Brian Ayer is Ravenwood Health’s LPCC-S Director of Adult Intensive Services.

Editor’s note: Every month, the experts at Ravenwood Health write about an aspect of mental health. This month, Brian Ayer, LPCC-S Director of Adult Intensive Services, shares how people who live in northeast Ohio can prevent seasonal affective disorder, also called SAD. 

It’s almost winter here in northeast Ohio, which means that the days are getting shorter and the nights are getting longer. These times can trigger feelings of low mood, lack of motivation, loss of interest and fatigue. Combine that with the holidays, individuals can feel even more stressed out and overworked and have a tendency to sleep less and eat more, resulting in a lower mood. Social gatherings, the potential financial burden of buying gifts, and the pressure to feel in the holiday mood when in reality you are not feeling your best can trigger sadness and anxiety. While many celebrate the arrival of wintry weather, for those who have seasonal affective disorder (SAD), this time of the year is more a cause for avoidance than celebration. SAD is a form of depression that comes and goes with the season. As the sun sets and stays down, so does a person’s mood. Symptoms of SAD can include:

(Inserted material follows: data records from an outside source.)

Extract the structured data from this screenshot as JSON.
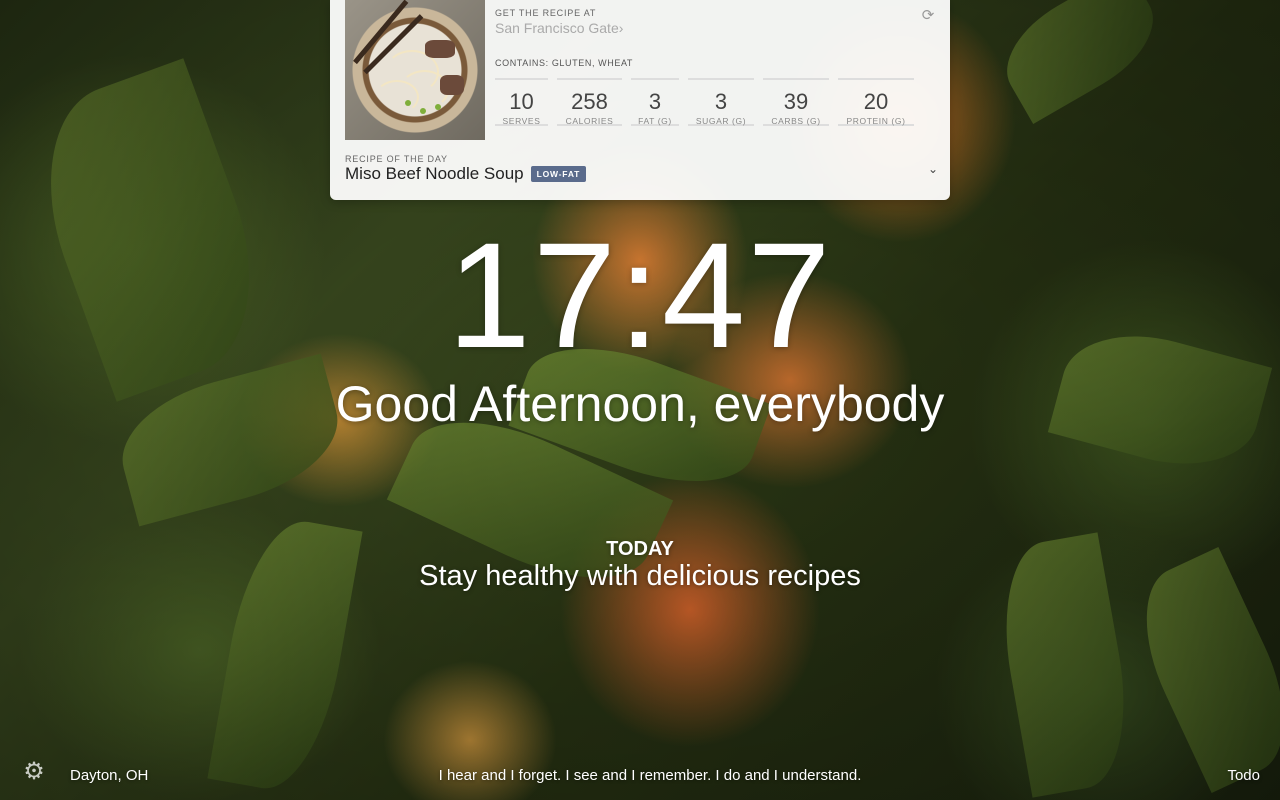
{
  "recipe": {
    "source_label": "GET THE RECIPE AT",
    "source_name": "San Francisco Gate",
    "source_chevron": "›",
    "contains": "CONTAINS: GLUTEN, WHEAT",
    "stats": [
      {
        "value": "10",
        "label": "SERVES"
      },
      {
        "value": "258",
        "label": "CALORIES"
      },
      {
        "value": "3",
        "label": "FAT (G)"
      },
      {
        "value": "3",
        "label": "SUGAR (G)"
      },
      {
        "value": "39",
        "label": "CARBS (G)"
      },
      {
        "value": "20",
        "label": "PROTEIN (G)"
      }
    ],
    "rotd_label": "RECIPE OF THE DAY",
    "title": "Miso Beef Noodle Soup",
    "badge": "LOW-FAT",
    "refresh_icon": "refresh-icon",
    "expand_icon": "chevron-down-icon",
    "expand_glyph": "⌄",
    "refresh_glyph": "⟳",
    "badge_color": "#5a6b8c"
  },
  "clock": {
    "time": "17:47"
  },
  "greeting": "Good Afternoon, everybody",
  "focus": {
    "label": "TODAY",
    "text": "Stay healthy with delicious recipes"
  },
  "bottom": {
    "settings_icon": "gear-icon",
    "settings_glyph": "⚙",
    "location": "Dayton, OH",
    "quote": "I hear and I forget. I see and I remember. I do and I understand.",
    "todo": "Todo"
  }
}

  • Feelings of sadness or hopelessness
  • Fatigue and a tendency to oversleep
  • Change in appetite leading to weight gain
  • Loss of energy
  • Irritability and increased sensitivity
  • Difficulty concentrating
  • Thoughts of suicide

SAD impacts about 3 to 6 million Americans. It’s much more common in women than in men and increases the further away you get from the equator. Luckily, SAD is treatable and one of the most recommended treatments is exercise.

Why exercise? Exercise is beneficial for anyone who is suffering from low mood. Exercise releases endorphins, which reduce pain and increase feelings of well-being. Exercise also increases your metabolism, which helps improve your energy levels. Other benefits include increased self-esteem, improved sleep, and reduced anxiety.

What types of exercise? There are many ways to add exercise to your routine. These include joining a group exercise class, working out at home to exercise DVDs, using a piece of cardio equipment, joining a gym, engaging in a seasonal sport, and finding ways to add exercise to your daily activities. Exercising with others can also be helpful. Not only does it provide you with motivation to keep working out, but the social interaction can also help combat SAD symptoms.

How much exercise? You don’t have to become a marathon runner or elite athlete to get the benefits of exercise. Even 10 minutes a day can help. It doesn’t have to be a formal exercise program; active housework or other similar activity also provides the benefits of exercise. If you find that you are experiencing SAD symptoms and they don’t improve or they interfere with your life, work or relationships, talk with your health care provider.

Brian is currently reading SPARK: The Revolutionary New Science Of Exercise And The Brain by Dr. John Ratey, M.D.